Apple iPhone 13 Pro Verdict
If there’s a version of Apple’s newest phone that’s an essential buy, it’s absolutely the iPhone 13 Pro. Combine the A15 Bionic processor with a battery that lasts at least a full day and the best camera yet seen on a smartphone and you’ve got Apple’s best smartphone (of this year). Since the iPhone 13 Pro Max packs the same camera hardware as the 13 Pro, it’s just gotten a little harder to recommend the oversized handset. Unless you’re a content creator, that is.
But the iPhone 13’s cheaper price — it starts at R17,000 compared to the 13 Pro’s R21,500 — makes this a tighter race than you’d expect. The stock 13 has the same chipset, a better battery than last year’s device, and a camera that’s no slouch. The 13 Pro’s telephoto pushes it across the finish line in the first place, helped along by that adaptive refresh rate. If you’re on a budget, of sorts, the standard iPhone 13 won’t let you down.

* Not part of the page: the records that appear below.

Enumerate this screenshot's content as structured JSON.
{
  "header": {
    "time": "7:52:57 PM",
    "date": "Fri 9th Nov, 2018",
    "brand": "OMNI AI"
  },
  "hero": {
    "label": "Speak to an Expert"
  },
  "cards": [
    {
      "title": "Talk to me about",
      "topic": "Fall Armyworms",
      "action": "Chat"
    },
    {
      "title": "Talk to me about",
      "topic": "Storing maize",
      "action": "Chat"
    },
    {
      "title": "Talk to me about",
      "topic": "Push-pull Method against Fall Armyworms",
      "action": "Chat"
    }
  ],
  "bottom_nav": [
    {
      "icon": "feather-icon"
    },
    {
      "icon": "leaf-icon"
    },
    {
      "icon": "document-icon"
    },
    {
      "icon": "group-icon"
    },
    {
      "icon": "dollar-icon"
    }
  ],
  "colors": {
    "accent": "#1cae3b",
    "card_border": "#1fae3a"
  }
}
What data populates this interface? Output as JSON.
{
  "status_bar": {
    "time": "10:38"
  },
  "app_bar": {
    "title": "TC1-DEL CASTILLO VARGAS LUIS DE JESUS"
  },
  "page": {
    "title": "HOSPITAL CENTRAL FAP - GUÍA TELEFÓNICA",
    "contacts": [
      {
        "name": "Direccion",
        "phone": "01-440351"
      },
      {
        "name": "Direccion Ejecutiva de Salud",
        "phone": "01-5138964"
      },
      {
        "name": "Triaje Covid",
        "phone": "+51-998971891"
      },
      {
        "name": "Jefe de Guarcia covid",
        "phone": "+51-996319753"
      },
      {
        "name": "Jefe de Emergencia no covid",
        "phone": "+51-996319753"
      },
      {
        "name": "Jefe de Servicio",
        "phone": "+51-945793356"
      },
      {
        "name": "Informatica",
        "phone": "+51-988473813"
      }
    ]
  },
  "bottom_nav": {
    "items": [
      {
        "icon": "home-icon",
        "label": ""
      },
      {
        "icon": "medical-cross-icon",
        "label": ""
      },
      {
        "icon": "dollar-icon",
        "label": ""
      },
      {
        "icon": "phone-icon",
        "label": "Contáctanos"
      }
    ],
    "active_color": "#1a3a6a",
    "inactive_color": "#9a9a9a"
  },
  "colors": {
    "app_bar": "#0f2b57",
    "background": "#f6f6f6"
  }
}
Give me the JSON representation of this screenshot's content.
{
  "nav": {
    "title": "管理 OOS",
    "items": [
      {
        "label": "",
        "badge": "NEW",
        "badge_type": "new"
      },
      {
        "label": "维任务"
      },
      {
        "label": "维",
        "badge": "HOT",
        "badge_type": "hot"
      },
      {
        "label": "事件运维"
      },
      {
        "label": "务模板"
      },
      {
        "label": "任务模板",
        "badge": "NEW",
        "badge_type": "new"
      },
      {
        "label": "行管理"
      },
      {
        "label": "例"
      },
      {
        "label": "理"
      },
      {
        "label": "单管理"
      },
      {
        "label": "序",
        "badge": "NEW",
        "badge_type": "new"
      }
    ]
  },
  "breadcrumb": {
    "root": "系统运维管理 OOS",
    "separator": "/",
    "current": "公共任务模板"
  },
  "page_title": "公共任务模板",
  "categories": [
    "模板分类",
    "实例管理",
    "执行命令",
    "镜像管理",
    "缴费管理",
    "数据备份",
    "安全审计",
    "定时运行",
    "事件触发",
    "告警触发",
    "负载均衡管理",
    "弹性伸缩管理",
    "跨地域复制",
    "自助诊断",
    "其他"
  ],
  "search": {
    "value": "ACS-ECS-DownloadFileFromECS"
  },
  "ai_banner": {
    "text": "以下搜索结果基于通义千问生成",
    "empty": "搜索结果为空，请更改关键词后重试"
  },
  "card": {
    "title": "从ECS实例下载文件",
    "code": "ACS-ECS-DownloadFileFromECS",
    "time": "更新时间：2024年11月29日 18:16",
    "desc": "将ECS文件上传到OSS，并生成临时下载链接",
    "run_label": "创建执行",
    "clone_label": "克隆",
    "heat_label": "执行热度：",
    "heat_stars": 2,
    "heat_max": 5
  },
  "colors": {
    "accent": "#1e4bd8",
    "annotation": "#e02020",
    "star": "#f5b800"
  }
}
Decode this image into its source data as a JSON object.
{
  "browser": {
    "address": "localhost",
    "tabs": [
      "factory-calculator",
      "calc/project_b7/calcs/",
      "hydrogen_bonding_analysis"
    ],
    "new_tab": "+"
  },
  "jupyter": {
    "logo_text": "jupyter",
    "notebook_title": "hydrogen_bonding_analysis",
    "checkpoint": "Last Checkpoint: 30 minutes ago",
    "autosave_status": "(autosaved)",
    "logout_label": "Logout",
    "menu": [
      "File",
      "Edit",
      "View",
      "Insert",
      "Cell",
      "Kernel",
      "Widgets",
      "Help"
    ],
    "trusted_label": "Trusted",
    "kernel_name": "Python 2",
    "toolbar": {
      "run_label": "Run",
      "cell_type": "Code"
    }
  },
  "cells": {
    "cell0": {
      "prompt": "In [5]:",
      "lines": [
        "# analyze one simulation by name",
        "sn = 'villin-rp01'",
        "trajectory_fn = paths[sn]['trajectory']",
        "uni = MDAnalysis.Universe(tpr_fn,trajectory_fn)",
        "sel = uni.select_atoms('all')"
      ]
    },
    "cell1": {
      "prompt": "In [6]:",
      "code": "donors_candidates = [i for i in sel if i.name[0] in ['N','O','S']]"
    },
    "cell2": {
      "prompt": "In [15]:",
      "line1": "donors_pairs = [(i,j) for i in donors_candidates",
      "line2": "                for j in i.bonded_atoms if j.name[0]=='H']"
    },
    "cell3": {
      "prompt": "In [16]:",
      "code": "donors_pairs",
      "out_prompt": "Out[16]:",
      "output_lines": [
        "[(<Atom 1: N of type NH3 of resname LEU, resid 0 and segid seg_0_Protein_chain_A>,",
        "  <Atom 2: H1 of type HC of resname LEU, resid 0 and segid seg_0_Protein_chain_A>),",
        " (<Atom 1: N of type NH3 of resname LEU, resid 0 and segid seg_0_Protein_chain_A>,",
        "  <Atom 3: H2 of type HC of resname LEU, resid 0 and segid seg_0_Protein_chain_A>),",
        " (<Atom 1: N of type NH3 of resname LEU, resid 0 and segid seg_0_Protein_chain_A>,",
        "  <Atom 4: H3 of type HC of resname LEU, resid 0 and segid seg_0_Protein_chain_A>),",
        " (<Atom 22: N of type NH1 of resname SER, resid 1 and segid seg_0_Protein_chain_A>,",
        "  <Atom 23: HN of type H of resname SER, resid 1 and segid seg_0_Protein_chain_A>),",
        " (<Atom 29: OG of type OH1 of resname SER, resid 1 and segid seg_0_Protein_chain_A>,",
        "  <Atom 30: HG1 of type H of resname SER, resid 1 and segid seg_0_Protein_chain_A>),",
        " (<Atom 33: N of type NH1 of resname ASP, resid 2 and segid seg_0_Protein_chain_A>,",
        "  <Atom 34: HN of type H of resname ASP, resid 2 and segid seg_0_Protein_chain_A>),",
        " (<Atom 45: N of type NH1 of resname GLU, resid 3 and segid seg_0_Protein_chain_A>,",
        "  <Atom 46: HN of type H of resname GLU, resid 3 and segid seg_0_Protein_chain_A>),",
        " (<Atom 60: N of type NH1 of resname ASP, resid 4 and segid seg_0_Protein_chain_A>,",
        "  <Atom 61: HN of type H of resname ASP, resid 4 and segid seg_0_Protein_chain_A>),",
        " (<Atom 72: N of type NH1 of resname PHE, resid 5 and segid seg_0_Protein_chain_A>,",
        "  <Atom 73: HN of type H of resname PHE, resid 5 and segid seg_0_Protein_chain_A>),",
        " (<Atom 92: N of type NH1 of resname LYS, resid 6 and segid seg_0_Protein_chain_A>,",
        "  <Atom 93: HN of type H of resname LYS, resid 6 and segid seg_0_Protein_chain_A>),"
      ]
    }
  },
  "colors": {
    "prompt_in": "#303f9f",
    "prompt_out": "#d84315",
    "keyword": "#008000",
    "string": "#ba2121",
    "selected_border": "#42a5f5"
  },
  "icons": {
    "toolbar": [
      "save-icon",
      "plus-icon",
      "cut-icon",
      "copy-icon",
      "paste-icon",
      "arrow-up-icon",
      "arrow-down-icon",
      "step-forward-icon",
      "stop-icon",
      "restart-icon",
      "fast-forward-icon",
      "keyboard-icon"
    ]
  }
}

Sure, the innovations here are a little incremental but there are a bunch of them packed together. The end result isn’t so incremental, and we’re always glad to see a larger battery and improved camera skills from an iPhone. If you’re due for an upgrade, the iPhone 13 Pro’s the one to own.